A few years ago, unitised with-profits accounted for around half of all money invested into pensions. A standard mix would be 50 per cent managed fund and 50 per cent UWP, with little or no chance of switching in the future.
Now, we all talk of external fund links. This has focused product developers on the internal costs of allowing every investor to access any fund.
You might safely assume that a very small percentage of investors will enter the Mongolian Guacamole fund. However, with an annual charge of 0.6 per cent from those running the fund, a 1 per cent overall charge for administering the policy and paying commission does not leave much room for error.
The pension provider runs the risk of being liable to pick up an unknown tab somewhere down the line.

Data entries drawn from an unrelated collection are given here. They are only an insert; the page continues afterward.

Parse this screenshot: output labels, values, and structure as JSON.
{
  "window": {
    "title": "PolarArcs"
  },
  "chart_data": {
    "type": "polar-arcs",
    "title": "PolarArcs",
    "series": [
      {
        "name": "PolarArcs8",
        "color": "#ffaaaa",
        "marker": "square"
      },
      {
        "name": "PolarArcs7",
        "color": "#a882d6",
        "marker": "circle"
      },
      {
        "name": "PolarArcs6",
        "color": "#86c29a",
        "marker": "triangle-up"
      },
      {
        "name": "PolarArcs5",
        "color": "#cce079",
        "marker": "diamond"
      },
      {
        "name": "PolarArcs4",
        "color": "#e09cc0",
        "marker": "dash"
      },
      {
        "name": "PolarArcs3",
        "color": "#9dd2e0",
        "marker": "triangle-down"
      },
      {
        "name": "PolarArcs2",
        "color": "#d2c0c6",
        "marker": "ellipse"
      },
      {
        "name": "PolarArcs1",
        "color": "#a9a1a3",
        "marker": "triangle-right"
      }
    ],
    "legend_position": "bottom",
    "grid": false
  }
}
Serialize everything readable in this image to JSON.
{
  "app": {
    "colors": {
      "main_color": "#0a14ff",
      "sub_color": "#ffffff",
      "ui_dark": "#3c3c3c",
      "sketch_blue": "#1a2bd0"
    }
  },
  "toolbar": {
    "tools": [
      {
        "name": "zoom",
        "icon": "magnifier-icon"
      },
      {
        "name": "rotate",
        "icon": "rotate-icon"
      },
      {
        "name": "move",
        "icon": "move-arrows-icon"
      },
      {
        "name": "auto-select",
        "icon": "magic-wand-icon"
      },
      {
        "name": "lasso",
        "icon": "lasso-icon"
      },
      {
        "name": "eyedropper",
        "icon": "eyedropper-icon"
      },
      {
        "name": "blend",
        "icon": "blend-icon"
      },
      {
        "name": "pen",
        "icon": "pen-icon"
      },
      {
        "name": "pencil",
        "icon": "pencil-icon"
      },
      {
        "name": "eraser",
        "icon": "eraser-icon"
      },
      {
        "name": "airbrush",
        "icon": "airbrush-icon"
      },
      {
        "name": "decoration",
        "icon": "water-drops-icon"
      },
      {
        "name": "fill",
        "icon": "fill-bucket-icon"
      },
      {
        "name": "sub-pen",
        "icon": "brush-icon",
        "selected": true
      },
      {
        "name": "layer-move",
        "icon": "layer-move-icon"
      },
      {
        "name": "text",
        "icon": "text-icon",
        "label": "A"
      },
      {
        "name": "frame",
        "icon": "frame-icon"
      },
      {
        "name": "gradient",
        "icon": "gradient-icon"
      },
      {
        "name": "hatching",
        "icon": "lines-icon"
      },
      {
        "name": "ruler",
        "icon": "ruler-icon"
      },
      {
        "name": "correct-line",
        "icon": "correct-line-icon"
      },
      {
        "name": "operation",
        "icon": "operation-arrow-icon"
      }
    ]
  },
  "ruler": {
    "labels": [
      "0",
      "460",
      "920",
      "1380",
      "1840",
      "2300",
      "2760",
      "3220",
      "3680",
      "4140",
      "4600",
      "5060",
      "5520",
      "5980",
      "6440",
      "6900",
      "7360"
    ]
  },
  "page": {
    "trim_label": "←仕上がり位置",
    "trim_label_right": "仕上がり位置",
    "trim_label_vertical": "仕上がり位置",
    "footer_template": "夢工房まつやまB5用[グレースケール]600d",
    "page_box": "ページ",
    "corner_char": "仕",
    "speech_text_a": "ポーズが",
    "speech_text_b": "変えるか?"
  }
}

So where does UWP feat-ure now in the 1 per cent world and why are so few life offices offering it on stakeholder? I cannot say for definite but, if Royal & Sun Alliance were to offer a UWP option, we would give the same guarantee – money back on normal retirement (plus or minus one year) if invested for at least 10 years – as for non-stakeholder products.
We would need to clarify how, under the latest guidance, we could charge for it. If this had to be a specific charge from inside the ringfence, as opposed to outside, it would influence the profitability.
This will be in some providers' minds, particularly if the guarantee is a strong one, for example, no market value adjustment at normal retirement (plus or minus three years) or better. The fact there is no consistency suggests the guidance, as interpreted by individual firms' accountants, is being interpreted in different ways.
But given that we star-ted with a 50/50 approach to fund recommendations, where are we now? We are in a worldwide bear market. The FTSE 100 is around 5,400 compared with a peak of 6,800 a few months ago. The Japanese market has recently hit a 16-year low. We talk as much about deflation as inflation and pension projections at 9 per cent a year look optimistic.
The spotlight is well and truly on the supposed safe UWP option but it is con-stantly being criticised for being opaque and beyond the ken of its intended customers. People think it is supposed to smooth performance but it is still affected by big stockmarket falls through bonus reductions and MVAs.
But, in some cases, in a climate of annual charge myopia, the charges on some providers' UWP options look alluring. Consider the disclosure applying to the UWP quotation. Some offices are issuing quotes to IFAs assuming much lower charge assumptions than for their unit-linked funds.
The difference can be tens of thousands of pounds on the ultimate projections (see Table One).
But what happens if that investor initially invests in the UWP fund and then switches? Is fresh disclosure of higher charges made? Does the UWP investor really have the potential to outperform the equity investor to the tune of £50,000 as shown in Table One?
Then there are the act-ual charges. They are significantly lower than for the same product investing via non-UWP funds.
Will £15,000 less actual deductions translate into a superior end fund value? A recent study suggested it is worth paying more in charges to deliver superior performance as funds charging 1.5 per cent had performed better than cheaper funds. It is possible to buy a car for £100 but would you recommend it?
I vote we keep UWP out of stakeholder as non-Catmarked products can provide those options.
Ironically, the make-up of your average stakeholder investor does not fit the Government's photofit. They seem to be averaging £250 a month and grabbing all the equity options they can and who can blame them? With today's fund prices, these are good times to buy equity funds.